BEGIN

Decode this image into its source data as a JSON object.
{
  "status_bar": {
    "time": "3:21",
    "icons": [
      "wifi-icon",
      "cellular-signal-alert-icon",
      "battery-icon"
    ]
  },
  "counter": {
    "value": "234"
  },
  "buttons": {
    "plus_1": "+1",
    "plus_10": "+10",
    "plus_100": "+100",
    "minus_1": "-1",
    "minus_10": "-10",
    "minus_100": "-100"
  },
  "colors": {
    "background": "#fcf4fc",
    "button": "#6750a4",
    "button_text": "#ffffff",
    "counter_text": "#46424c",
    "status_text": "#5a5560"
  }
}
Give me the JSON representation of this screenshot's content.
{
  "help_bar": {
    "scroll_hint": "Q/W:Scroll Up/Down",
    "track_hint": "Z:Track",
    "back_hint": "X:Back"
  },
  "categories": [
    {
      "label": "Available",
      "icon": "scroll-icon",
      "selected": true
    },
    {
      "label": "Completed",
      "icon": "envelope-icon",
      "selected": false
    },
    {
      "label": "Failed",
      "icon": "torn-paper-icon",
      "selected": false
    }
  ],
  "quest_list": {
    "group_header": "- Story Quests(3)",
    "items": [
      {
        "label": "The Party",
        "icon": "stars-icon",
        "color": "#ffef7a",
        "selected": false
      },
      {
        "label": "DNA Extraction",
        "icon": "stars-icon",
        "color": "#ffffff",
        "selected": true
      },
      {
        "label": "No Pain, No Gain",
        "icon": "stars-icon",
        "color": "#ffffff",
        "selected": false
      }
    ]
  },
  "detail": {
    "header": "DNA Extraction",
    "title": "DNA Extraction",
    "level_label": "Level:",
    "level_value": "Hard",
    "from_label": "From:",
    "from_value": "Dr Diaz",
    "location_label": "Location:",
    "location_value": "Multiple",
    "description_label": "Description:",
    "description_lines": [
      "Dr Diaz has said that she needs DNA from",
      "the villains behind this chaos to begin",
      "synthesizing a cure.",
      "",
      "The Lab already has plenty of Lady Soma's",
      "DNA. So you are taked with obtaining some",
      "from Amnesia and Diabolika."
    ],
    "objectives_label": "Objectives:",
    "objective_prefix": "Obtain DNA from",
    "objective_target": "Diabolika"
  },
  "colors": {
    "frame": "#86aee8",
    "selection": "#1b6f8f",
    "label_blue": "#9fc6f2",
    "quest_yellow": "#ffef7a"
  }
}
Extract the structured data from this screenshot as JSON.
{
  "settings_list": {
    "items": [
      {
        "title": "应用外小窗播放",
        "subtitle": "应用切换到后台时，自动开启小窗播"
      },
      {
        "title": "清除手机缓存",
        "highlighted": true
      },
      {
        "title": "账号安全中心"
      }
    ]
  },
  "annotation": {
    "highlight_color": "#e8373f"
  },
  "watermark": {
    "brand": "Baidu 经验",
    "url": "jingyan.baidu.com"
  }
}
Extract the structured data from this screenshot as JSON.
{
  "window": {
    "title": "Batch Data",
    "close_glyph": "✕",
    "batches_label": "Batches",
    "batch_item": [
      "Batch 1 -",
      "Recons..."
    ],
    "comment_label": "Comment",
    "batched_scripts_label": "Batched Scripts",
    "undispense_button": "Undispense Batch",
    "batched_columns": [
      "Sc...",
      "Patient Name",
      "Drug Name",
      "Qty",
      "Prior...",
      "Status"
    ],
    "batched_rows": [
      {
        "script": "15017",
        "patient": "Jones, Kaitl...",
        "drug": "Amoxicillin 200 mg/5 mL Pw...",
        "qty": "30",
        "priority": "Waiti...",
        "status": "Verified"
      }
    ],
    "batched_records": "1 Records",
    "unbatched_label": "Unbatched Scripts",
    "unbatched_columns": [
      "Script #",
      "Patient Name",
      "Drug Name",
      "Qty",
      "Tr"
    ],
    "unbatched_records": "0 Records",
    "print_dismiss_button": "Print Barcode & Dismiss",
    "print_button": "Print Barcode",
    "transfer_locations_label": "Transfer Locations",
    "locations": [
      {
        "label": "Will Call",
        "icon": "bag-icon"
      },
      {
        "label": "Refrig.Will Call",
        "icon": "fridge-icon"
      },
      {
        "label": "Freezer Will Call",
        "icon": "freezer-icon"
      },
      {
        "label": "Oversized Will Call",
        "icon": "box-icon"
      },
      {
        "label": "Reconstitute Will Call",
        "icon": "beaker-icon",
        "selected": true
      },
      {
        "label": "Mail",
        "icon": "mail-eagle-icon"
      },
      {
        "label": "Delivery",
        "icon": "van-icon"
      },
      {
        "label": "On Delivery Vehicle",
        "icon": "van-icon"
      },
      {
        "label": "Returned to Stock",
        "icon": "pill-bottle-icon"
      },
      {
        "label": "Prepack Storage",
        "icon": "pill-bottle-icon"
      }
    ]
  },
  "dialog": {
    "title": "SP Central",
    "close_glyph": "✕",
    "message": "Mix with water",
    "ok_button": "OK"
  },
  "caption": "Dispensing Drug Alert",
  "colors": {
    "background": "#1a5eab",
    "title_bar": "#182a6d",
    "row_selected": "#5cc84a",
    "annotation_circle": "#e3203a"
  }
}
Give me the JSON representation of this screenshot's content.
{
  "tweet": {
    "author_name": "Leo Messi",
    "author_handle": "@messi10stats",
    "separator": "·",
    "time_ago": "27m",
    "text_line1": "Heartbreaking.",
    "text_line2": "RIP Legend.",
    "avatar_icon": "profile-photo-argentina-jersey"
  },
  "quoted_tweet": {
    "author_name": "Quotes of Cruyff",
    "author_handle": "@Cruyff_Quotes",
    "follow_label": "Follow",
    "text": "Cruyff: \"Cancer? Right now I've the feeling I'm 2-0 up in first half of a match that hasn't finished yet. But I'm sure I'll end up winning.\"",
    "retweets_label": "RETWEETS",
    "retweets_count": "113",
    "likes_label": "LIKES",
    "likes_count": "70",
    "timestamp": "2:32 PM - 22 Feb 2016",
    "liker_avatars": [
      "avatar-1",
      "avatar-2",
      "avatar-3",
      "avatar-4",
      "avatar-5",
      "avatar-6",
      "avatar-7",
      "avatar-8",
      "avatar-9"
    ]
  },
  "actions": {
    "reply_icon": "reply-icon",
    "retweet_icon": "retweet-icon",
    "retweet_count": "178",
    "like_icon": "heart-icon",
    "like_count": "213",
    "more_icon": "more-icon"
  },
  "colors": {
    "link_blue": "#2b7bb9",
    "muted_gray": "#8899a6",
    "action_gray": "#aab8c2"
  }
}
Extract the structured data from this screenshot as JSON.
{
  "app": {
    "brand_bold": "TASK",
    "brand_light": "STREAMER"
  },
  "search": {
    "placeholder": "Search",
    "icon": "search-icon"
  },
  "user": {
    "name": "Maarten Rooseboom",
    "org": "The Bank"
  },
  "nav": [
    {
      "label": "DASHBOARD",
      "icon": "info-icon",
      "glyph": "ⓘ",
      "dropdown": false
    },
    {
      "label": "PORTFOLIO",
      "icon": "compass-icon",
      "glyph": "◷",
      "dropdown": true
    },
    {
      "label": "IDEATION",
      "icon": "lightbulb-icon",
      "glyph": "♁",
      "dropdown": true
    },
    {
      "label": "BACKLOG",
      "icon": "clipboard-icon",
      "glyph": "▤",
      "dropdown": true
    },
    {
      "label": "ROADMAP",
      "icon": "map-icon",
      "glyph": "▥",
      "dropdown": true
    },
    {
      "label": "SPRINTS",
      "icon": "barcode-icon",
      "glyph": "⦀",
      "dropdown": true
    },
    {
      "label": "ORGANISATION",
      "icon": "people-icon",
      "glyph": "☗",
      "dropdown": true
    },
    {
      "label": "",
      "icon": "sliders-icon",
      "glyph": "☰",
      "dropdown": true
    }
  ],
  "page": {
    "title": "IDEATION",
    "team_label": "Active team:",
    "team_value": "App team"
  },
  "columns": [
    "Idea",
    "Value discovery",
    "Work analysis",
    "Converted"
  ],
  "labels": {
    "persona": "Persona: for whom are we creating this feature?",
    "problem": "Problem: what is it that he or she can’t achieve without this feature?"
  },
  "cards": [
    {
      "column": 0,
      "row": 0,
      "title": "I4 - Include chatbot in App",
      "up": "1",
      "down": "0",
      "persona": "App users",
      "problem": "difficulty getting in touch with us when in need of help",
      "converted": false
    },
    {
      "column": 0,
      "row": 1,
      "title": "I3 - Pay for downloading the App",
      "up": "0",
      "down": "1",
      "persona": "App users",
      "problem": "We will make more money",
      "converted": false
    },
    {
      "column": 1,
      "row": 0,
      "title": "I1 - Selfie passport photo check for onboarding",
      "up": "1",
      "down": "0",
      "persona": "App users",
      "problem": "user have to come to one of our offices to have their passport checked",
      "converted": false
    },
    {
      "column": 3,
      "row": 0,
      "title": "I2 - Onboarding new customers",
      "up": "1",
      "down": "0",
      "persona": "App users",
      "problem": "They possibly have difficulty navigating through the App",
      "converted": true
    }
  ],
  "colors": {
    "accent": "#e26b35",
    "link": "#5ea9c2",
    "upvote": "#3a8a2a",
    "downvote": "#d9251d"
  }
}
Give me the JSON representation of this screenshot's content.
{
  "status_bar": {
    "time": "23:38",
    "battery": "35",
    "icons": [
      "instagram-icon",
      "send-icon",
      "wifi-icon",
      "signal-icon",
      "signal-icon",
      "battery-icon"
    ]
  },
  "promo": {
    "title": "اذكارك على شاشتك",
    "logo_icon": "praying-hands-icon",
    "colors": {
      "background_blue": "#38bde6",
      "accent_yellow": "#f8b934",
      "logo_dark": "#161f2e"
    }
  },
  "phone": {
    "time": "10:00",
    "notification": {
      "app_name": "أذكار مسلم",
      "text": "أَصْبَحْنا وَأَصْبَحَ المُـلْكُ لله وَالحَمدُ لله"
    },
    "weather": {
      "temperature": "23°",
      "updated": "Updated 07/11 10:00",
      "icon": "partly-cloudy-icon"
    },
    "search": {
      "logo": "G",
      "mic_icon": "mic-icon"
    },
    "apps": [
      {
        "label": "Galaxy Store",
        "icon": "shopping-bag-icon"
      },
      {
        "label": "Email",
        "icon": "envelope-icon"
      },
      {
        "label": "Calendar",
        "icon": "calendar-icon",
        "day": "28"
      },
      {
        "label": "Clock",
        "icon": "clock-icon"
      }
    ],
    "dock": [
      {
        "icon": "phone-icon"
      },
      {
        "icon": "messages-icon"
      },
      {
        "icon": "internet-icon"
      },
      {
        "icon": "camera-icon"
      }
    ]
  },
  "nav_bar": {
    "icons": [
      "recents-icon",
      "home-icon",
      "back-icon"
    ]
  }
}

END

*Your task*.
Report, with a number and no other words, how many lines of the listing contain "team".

*Reply*.
2